Speaking at a joint news conference with leaders of the Baltic nations, Trump also suggested that Saudi Arabia may pay for USA troops if it wants them to stay in Syria. "That is our mission, and our mission isn't over, and we are going to complete that mission", McGurk said.
U.S. Master Sgt. Johnathan Dunbar was working with coalition forces "conducting a mission to kill or capture a known ISIS member when they were struck by an improvised explosive device" in the city of Manbij, Pentagon spokesman Maj.
"We'll be making a decision very quickly, in coordination with others in the area, as to what we'll do", the president said.
Trump's remarks follow comments last week when he vowed US forces would shortly quit Syria, a position at odds with establishment doctrine that a premature pullout from the war-torn nation would have far-reaching negative consequences. He said that no final decision has been made, however.
Last rebel group starts leaving Syria's Eastern Ghouta: state media
State media say 41,000 people have also been evacuated to Idlib under deals between Ahrar al-Sham and Faylaq al-Rahman. The Syrian army last week warned the insurgents to surrender or face a military assault to drive them out.
"I want to get out, I want to bring the troops back home, I want to start rebuilding our nation", Trump said Tuesday during a news conference at the White House with leaders of Baltic nations. "It's a disgusting thing".
Trump said he would consult with allies and suggested that Saudi Arabia might pay the bill for US troops being there.
That effort that has been slowed as US -backed Kurdish fighters shift their focus away from Islamic State toward a Turkish offensive against Kurdish allies elsewhere in Syria's complex, multi-pronged civil war, now in its eighth year. Leaving Syria too soon has raised concerns among some officials of a possible ISIS resurgence in the country. Last week during an event in OH, the president also mentioned the idea.
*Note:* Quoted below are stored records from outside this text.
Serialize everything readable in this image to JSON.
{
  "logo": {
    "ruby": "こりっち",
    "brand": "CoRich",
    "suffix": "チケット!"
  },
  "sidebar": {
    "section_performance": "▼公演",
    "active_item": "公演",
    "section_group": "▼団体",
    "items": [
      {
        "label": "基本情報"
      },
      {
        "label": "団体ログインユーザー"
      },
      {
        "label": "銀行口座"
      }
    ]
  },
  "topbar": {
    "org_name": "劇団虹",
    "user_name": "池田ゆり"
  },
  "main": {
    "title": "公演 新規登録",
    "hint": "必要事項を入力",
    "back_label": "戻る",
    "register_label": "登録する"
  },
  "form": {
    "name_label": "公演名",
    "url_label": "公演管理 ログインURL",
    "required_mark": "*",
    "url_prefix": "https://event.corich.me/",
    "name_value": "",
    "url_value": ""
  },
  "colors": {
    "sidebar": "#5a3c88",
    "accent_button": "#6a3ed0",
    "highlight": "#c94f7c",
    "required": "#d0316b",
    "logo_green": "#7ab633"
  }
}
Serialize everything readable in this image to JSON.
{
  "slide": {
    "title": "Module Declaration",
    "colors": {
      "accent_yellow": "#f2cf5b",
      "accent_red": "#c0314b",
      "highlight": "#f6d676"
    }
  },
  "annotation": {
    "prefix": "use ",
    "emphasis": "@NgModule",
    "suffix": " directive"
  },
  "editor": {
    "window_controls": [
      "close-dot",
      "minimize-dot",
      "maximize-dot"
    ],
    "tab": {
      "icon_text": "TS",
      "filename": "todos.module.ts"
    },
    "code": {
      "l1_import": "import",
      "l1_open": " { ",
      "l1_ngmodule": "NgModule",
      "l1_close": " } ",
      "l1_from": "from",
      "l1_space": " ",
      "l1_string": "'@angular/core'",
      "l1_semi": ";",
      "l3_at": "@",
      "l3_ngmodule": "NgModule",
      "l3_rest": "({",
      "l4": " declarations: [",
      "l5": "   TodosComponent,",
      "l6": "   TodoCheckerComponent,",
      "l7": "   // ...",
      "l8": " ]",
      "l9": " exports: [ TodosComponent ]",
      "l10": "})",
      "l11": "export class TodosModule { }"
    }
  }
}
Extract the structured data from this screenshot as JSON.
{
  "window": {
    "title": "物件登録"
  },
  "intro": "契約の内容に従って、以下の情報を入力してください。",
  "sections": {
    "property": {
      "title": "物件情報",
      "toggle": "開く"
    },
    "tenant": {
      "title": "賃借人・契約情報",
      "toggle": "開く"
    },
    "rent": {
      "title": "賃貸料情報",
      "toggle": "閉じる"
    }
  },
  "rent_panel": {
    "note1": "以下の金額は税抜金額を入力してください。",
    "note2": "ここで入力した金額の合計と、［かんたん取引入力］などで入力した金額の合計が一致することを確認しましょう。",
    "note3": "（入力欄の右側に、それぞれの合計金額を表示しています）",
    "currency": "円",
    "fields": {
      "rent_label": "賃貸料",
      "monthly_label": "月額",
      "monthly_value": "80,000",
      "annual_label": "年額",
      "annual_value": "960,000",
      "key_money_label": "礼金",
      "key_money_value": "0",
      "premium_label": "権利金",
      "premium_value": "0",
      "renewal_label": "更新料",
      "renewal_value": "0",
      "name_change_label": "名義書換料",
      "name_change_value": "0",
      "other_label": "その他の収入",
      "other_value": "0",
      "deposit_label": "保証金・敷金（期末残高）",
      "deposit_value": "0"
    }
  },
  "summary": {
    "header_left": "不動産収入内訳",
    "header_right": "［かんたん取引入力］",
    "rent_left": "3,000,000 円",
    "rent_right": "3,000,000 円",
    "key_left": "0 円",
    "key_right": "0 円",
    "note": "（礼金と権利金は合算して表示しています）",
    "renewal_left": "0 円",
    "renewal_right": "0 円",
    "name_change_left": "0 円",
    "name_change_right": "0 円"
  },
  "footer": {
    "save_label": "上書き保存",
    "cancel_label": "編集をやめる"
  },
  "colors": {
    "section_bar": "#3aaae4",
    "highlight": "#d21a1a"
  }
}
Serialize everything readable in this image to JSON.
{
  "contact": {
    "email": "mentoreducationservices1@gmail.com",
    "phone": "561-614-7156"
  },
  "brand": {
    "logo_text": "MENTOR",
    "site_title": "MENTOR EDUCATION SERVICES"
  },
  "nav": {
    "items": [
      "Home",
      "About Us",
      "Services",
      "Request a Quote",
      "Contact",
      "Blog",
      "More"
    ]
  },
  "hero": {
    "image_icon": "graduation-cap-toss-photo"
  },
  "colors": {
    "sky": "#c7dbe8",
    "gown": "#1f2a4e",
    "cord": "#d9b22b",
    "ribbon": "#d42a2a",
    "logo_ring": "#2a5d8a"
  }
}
"The larger strategic mistake is thinking that the continued presence of U.S. forces is going to produce stability", said Andrew Bacevich, professor emeritus of worldwide relations and history at Boston College and a retired Army colonel. Since 20 September, 2014, when operations in Syria began, the United States has spent an average of $14.3 million a day on operations there and in neighboring Iraq, according to the Pentagon.